→ **Task statement**
Word for word, set down the full listing below.
▼
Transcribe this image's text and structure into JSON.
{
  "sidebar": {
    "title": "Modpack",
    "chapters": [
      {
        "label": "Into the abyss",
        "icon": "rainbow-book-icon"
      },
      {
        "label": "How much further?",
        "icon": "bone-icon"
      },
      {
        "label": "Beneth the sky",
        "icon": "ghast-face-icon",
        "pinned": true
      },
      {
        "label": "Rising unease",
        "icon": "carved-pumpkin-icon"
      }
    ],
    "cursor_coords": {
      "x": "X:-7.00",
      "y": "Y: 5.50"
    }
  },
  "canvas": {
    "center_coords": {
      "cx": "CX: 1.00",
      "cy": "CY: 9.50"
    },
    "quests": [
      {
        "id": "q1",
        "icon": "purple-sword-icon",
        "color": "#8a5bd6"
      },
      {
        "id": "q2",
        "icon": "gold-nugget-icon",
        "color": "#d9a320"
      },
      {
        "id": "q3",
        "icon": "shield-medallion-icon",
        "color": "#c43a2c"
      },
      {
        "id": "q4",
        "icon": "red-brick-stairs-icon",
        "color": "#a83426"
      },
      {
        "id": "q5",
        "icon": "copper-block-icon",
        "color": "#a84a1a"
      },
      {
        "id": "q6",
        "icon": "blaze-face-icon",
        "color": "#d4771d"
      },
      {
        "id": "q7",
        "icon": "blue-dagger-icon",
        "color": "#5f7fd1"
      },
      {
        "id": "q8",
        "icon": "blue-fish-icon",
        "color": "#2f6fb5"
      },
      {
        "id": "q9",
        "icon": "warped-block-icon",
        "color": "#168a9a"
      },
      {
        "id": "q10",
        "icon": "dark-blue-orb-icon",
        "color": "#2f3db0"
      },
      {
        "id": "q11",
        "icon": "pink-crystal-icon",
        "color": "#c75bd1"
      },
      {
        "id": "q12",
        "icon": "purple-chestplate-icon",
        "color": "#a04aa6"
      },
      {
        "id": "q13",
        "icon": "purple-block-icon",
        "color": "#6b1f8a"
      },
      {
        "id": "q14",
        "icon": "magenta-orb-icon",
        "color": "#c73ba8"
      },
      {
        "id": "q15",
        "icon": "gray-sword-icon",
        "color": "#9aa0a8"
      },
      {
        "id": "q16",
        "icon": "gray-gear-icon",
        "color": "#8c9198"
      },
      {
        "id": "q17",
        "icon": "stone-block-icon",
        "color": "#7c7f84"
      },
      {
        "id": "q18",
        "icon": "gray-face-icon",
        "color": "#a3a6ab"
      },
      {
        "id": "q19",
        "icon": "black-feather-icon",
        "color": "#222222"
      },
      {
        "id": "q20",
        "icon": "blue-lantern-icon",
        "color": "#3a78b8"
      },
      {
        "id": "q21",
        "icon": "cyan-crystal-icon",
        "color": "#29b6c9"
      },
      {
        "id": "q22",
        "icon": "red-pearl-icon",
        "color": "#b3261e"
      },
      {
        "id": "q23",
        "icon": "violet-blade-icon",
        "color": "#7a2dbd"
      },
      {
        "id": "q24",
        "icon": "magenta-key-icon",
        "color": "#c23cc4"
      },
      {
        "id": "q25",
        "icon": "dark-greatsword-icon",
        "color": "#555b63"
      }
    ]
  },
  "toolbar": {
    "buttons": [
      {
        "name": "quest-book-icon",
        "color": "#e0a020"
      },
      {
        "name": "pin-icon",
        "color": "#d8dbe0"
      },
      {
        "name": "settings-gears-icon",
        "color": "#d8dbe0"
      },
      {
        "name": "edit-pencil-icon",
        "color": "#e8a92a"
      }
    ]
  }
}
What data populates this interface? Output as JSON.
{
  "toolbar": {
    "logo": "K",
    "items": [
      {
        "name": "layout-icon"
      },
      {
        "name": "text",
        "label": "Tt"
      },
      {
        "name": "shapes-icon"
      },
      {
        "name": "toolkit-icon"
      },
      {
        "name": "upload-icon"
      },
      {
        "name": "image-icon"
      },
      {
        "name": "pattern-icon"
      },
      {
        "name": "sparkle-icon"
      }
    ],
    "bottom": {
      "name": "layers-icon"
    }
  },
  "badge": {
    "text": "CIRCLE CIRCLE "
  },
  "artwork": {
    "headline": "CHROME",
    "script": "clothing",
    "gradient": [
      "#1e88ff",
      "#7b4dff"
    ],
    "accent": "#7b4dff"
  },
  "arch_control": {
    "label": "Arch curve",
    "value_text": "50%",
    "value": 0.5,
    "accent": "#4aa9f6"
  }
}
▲
→ **Reply**
Transcribe this image's text and structure into JSON.
{
  "sidebar": {
    "title": "Modpack",
    "chapters": [
      {
        "label": "Into the abyss",
        "icon": "rainbow-book-icon"
      },
      {
        "label": "How much further?",
        "icon": "bone-icon"
      },
      {
        "label": "Beneth the sky",
        "icon": "ghast-face-icon",
        "pinned": true
      },
      {
        "label": "Rising unease",
        "icon": "carved-pumpkin-icon"
      }
    ],
    "cursor_coords": {
      "x": "X:-7.00",
      "y": "Y: 5.50"
    }
  },
  "canvas": {
    "center_coords": {
      "cx": "CX: 1.00",
      "cy": "CY: 9.50"
    },
    "quests": [
      {
        "id": "q1",
        "icon": "purple-sword-icon",
        "color": "#8a5bd6"
      },
      {
        "id": "q2",
        "icon": "gold-nugget-icon",
        "color": "#d9a320"
      },
      {
        "id": "q3",
        "icon": "shield-medallion-icon",
        "color": "#c43a2c"
      },
      {
        "id": "q4",
        "icon": "red-brick-stairs-icon",
        "color": "#a83426"
      },
      {
        "id": "q5",
        "icon": "copper-block-icon",
        "color": "#a84a1a"
      },
      {
        "id": "q6",
        "icon": "blaze-face-icon",
        "color": "#d4771d"
      },
      {
        "id": "q7",
        "icon": "blue-dagger-icon",
        "color": "#5f7fd1"
      },
      {
        "id": "q8",
        "icon": "blue-fish-icon",
        "color": "#2f6fb5"
      },
      {
        "id": "q9",
        "icon": "warped-block-icon",
        "color": "#168a9a"
      },
      {
        "id": "q10",
        "icon": "dark-blue-orb-icon",
        "color": "#2f3db0"
      },
      {
        "id": "q11",
        "icon": "pink-crystal-icon",
        "color": "#c75bd1"
      },
      {
        "id": "q12",
        "icon": "purple-chestplate-icon",
        "color": "#a04aa6"
      },
      {
        "id": "q13",
        "icon": "purple-block-icon",
        "color": "#6b1f8a"
      },
      {
        "id": "q14",
        "icon": "magenta-orb-icon",
        "color": "#c73ba8"
      },
      {
        "id": "q15",
        "icon": "gray-sword-icon",
        "color": "#9aa0a8"
      },
      {
        "id": "q16",
        "icon": "gray-gear-icon",
        "color": "#8c9198"
      },
      {
        "id": "q17",
        "icon": "stone-block-icon",
        "color": "#7c7f84"
      },
      {
        "id": "q18",
        "icon": "gray-face-icon",
        "color": "#a3a6ab"
      },
      {
        "id": "q19",
        "icon": "black-feather-icon",
        "color": "#222222"
      },
      {
        "id": "q20",
        "icon": "blue-lantern-icon",
        "color": "#3a78b8"
      },
      {
        "id": "q21",
        "icon": "cyan-crystal-icon",
        "color": "#29b6c9"
      },
      {
        "id": "q22",
        "icon": "red-pearl-icon",
        "color": "#b3261e"
      },
      {
        "id": "q23",
        "icon": "violet-blade-icon",
        "color": "#7a2dbd"
      },
      {
        "id": "q24",
        "icon": "magenta-key-icon",
        "color": "#c23cc4"
      },
      {
        "id": "q25",
        "icon": "dark-greatsword-icon",
        "color": "#555b63"
      }
    ]
  },
  "toolbar": {
    "buttons": [
      {
        "name": "quest-book-icon",
        "color": "#e0a020"
      },
      {
        "name": "pin-icon",
        "color": "#d8dbe0"
      },
      {
        "name": "settings-gears-icon",
        "color": "#d8dbe0"
      },
      {
        "name": "edit-pencil-icon",
        "color": "#e8a92a"
      }
    ]
  }
}
What data populates this interface? Output as JSON.
{
  "toolbar": {
    "logo": "K",
    "items": [
      {
        "name": "layout-icon"
      },
      {
        "name": "text",
        "label": "Tt"
      },
      {
        "name": "shapes-icon"
      },
      {
        "name": "toolkit-icon"
      },
      {
        "name": "upload-icon"
      },
      {
        "name": "image-icon"
      },
      {
        "name": "pattern-icon"
      },
      {
        "name": "sparkle-icon"
      }
    ],
    "bottom": {
      "name": "layers-icon"
    }
  },
  "badge": {
    "text": "CIRCLE CIRCLE "
  },
  "artwork": {
    "headline": "CHROME",
    "script": "clothing",
    "gradient": [
      "#1e88ff",
      "#7b4dff"
    ],
    "accent": "#7b4dff"
  },
  "arch_control": {
    "label": "Arch curve",
    "value_text": "50%",
    "value": 0.5,
    "accent": "#4aa9f6"
  }
}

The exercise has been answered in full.